In an article titled, “The legalism spiral in religion,” David Gushee writes in the Colorado Springs Gazette on April 21, 2016, that many church disputes center around liberal and conservative forms of religion. “Legalism and reactions against it are a constant part of religious life,” he explains. Then he adds, “Legalism can be defined as strict adherence to the letter of the law. … A legalist is fixated on law, seems to miss the principle behind the law, or tightens legal obligation beyond what is right, reasonable, or good for people.”
Last week in his Sunday school class, Gushee discussed Luke 6, which speaks of Jesus tangling with the Pharisees over proper Sabbath observance. He adds, “The command to honor the Sabbath and keep it holy is crucial in Judaism.” The class then spoke about forms of legalism in their younger years. He concluded his article saying, “Legalism kills by squeezing the life out of us. But a reactive anti-legalism can kill by not keeping us away from actions that can ruin our lives—and that of others.”
He makes a good point.
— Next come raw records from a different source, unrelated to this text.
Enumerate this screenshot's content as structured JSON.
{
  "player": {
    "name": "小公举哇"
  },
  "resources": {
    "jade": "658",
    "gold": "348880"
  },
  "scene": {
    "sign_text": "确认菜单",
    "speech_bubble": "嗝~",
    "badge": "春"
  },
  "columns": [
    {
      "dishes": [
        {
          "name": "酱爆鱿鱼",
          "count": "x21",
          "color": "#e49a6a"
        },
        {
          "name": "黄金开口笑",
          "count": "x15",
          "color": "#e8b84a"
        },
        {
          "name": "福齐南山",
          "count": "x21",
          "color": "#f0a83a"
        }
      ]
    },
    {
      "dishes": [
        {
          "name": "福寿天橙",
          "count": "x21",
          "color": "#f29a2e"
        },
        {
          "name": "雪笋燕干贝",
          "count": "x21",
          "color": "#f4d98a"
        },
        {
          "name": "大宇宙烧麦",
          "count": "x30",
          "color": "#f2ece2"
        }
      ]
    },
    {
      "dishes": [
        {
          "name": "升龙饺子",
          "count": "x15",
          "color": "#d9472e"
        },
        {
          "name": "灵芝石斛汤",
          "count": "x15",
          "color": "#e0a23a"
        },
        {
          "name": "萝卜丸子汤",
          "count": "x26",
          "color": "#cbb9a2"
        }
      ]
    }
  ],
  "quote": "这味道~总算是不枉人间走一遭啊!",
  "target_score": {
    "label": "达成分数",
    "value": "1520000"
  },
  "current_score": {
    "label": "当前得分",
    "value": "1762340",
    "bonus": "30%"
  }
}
We can worship the letter of the law or toss it completely out the window. The truth is, legalism has less to do with one’s actions and more to do with one’s motives. The Pharisees attempted to keep the law “that they be seen by men” (Matthew 6:5). If the ultimate focus of the law is to love the Lord and other people, by contrast a legalist keeps the law by focusing on himself.
Jesus wasn’t pushing aside the fourth commandment in His dispute with the Pharisees, He was attacking their burdensome traditions which they added to the law. Christ established Himself as the One who can properly interpret the law. “The Son of Man is also Lord of the Sabbath” (Luke 6:5).
Keeping the Sabbath legalistically may be crucial in some forms of Judaism, but keeping the Sabbath holy is relevant for all humanity. The Ten Commandments were not given to a select group of people. God gave them as a gift to bless all human beings. Legalism is a human attempt to keep God’s law and it certainly does squeeze the life out of all of us!
You can read more about legalism and the Sabbath by clicking here.
Also in the news…
The benefits some families see from observing the Sabbath. “Keeping the Sabbath isn’t optional, at least not in God’s book. But observing the day of rest prescribed in the Ten Commandments can be more difficult for busy families than honoring their parents or not swearing.” Here are some interesting reflections on Sabbath keeping from a Sunday keeper.